Related Glossary Terms
Checking measuring instruments and devices against a master set to ensure that, over time, they have remained dimensionally stable and nominally accurate.
Fluid that reduces temperature buildup at the tool/workpiece interface during machining. Normally takes the form of a liquid such as soluble or chemical mixtures (semisynthetic, synthetic) but can be pressurized air or other gas. Because of water’s ability to absorb great quantities of heat, it is widely used as a coolant and vehicle for various cutting compounds, with the water-to-compound ratio varying with the machining task. See cutting fluid; semisynthetic cutting fluid; soluble-oil cutting fluid; synthetic cutting fluid.

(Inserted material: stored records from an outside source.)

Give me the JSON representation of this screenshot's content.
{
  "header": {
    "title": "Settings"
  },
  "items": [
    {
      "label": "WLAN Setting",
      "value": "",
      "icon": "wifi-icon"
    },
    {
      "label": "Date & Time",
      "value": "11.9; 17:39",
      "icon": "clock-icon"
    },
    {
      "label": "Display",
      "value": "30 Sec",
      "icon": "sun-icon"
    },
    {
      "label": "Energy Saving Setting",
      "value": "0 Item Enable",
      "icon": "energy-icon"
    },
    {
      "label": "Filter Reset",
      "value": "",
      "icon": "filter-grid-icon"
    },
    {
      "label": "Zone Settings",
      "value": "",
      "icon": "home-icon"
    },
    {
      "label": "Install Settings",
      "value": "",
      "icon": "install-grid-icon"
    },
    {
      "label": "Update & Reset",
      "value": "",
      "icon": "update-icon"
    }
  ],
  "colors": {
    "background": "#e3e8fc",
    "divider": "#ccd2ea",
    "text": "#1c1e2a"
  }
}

Optical instrument that measures the refractive index of a liquid, such as a water-diluted metalworking fluid mix. The refractive index can by used to determine the concentration of a fresh metalworking fluid mix.
The Unifying Smart Sensor for autonomous fluid management systems uses proprietary technology for real-time monitoring of the heat removal capability of coolant, acidity levels, the amount of coolant and its temperature.
“Instead of aggregating different technologies of single-function sensors that also require compensation and calibration, the Unifying Sensor uses a single technology to monitor most of the functions of fluid quality and quantity without needing calibration or compensation,” said Josef Maatuk, a consultant at Max Em Engineering in Los Angeles.
The Wave technology probe consists of a thin organic layer with etched traces of a thermocouple for measuring the temperature of liquids. The junction of dissimilar metals produces electrical potential related to temperature.
Maatuk, who developed the sensor, likens it to a self-driving car because it can monitor and control fluid quality and quantity and tell a user, for example, when more water or acid neutralizer is needed for a process.
The Unifying Smart Sensor is shown. Image courtesy of Max Em Engineering
A single continuous heated wire with junctions along its length that measure relative increases in temperature in the boundary layer around the heater indicates how much heat is removed during cutting, as well as how fast the heat is removed. By applying different sequences of power to the heater, the continuous fluid level also can be determined accurately. The same heater can be used to measure coolant temperature at a few points along the wire.
Heat removal is controlled by keeping the ratio of coolant to water at a desired range through use of a refractometer. Maatuk said the refraction index of a solution is not always a good indicator of its heat removal capabilities. The refractive index of a solution with bad coolant that occupies only 5% of the solution volume might be the same refractive index as a solution with 5% of good coolant.
The sensor wirelessly sends monitoring results to a laptop or cellphone, and he said the sensor can help increase the life of coolant and reduce the number of rejected parts. Maintenance costs also may be reduced.
Replacing two or more sensors, the sensor can be integrated in liquid containers during the manufacturing process.
Maatuk hopes to find a strategic partner to help Max Em Engineering produce and market the sensor. He can be reached at 310-274-1434, 310-497-9859, firstname.lastname@example.org or email@example.com. For more information about the company, visit www.maxperfect.net.